◆ INPUT FOR THIS TASK
=== Section Start ===
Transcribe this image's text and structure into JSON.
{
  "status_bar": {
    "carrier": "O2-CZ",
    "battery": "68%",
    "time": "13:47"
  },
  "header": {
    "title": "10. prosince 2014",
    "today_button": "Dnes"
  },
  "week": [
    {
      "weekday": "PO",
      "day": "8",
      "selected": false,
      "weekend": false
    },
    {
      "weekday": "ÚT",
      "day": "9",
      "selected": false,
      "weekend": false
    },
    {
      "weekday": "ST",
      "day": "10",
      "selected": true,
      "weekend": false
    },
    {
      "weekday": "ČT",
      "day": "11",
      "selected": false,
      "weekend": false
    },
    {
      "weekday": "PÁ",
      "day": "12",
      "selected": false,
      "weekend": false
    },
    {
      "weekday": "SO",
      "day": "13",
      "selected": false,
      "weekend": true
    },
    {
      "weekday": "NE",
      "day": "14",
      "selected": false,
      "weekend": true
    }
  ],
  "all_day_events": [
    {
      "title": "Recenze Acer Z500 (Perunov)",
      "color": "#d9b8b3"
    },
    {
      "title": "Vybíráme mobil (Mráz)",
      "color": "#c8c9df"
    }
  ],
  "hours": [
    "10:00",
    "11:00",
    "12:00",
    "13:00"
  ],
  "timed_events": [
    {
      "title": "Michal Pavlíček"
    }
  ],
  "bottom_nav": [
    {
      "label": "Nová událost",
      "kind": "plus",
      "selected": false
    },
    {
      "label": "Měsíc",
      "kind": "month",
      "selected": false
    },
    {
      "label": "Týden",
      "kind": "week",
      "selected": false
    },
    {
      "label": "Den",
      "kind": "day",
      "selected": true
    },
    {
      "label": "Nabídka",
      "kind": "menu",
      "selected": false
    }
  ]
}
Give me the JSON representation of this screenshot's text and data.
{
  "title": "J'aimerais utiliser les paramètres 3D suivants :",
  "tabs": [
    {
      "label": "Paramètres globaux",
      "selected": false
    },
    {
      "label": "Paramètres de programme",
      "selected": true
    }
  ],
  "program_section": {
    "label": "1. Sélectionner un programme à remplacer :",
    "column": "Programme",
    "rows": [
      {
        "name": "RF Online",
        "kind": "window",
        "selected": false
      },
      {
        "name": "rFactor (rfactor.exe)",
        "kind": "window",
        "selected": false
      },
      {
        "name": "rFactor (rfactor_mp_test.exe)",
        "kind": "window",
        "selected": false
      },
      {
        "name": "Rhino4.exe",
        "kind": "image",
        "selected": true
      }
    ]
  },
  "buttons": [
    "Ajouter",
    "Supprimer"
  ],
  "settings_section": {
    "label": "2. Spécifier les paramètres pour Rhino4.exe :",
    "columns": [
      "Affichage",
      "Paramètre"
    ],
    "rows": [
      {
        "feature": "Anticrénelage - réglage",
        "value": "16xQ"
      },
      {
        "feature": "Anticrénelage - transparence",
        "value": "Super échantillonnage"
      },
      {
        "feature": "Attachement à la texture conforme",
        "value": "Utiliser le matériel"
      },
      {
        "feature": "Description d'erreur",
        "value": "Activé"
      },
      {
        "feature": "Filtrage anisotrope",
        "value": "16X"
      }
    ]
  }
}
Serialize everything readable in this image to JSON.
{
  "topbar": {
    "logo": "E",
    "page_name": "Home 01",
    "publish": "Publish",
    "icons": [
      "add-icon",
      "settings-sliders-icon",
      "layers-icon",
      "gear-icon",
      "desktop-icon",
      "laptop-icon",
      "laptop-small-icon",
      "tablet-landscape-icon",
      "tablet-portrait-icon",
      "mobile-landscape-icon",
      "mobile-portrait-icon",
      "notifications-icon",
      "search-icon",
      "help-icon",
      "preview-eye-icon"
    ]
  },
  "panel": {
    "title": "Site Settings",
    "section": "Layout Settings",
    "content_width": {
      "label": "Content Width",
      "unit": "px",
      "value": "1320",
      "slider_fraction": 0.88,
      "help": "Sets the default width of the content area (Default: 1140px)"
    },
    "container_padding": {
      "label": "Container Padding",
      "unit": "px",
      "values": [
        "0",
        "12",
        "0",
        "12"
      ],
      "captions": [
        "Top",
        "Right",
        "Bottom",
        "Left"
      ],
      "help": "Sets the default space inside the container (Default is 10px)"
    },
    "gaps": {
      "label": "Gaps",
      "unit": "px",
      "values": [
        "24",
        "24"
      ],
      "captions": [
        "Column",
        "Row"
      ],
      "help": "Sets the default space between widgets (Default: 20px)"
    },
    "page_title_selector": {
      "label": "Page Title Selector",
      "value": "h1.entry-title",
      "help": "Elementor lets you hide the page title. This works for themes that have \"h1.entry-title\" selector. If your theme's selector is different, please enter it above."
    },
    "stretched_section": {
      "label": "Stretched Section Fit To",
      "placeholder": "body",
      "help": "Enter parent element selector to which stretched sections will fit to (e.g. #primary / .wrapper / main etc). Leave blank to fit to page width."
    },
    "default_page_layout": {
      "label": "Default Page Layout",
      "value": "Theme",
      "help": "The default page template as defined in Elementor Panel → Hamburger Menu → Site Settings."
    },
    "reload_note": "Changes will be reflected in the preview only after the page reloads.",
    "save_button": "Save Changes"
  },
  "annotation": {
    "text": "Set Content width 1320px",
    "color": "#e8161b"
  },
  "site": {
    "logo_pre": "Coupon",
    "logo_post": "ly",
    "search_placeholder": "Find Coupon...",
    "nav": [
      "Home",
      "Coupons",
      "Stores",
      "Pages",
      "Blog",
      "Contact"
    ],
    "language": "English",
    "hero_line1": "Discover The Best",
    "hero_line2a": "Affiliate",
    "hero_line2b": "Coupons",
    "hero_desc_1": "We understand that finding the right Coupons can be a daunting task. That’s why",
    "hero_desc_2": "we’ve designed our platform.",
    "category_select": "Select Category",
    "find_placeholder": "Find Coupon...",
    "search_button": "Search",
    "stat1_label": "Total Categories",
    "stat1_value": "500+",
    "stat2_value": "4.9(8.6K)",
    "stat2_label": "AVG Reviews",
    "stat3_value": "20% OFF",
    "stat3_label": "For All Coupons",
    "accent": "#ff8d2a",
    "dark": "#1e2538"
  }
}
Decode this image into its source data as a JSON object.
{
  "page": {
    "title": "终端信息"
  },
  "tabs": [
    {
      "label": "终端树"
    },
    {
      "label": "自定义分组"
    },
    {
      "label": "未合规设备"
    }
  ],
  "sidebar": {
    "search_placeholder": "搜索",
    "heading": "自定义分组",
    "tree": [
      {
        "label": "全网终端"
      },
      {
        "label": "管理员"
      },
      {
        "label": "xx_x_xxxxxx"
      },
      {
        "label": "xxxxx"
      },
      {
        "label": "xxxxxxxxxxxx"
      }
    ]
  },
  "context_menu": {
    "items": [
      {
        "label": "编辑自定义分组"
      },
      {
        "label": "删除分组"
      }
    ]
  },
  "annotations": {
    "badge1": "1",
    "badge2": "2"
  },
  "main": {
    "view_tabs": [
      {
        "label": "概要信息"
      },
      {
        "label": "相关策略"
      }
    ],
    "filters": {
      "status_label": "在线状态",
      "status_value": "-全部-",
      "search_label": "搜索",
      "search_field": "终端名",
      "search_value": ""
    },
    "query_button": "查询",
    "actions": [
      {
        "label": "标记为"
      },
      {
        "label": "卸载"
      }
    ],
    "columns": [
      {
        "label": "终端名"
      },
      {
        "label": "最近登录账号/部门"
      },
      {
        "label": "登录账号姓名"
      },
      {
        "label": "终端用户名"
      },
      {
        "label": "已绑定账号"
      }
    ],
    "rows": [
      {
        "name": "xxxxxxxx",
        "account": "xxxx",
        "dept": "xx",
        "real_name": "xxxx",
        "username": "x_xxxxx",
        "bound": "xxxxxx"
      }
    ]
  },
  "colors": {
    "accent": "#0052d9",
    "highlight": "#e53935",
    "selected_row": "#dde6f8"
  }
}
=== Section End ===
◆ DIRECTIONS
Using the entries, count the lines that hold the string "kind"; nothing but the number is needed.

◆ ANSWER TO THIS EXERCISE
9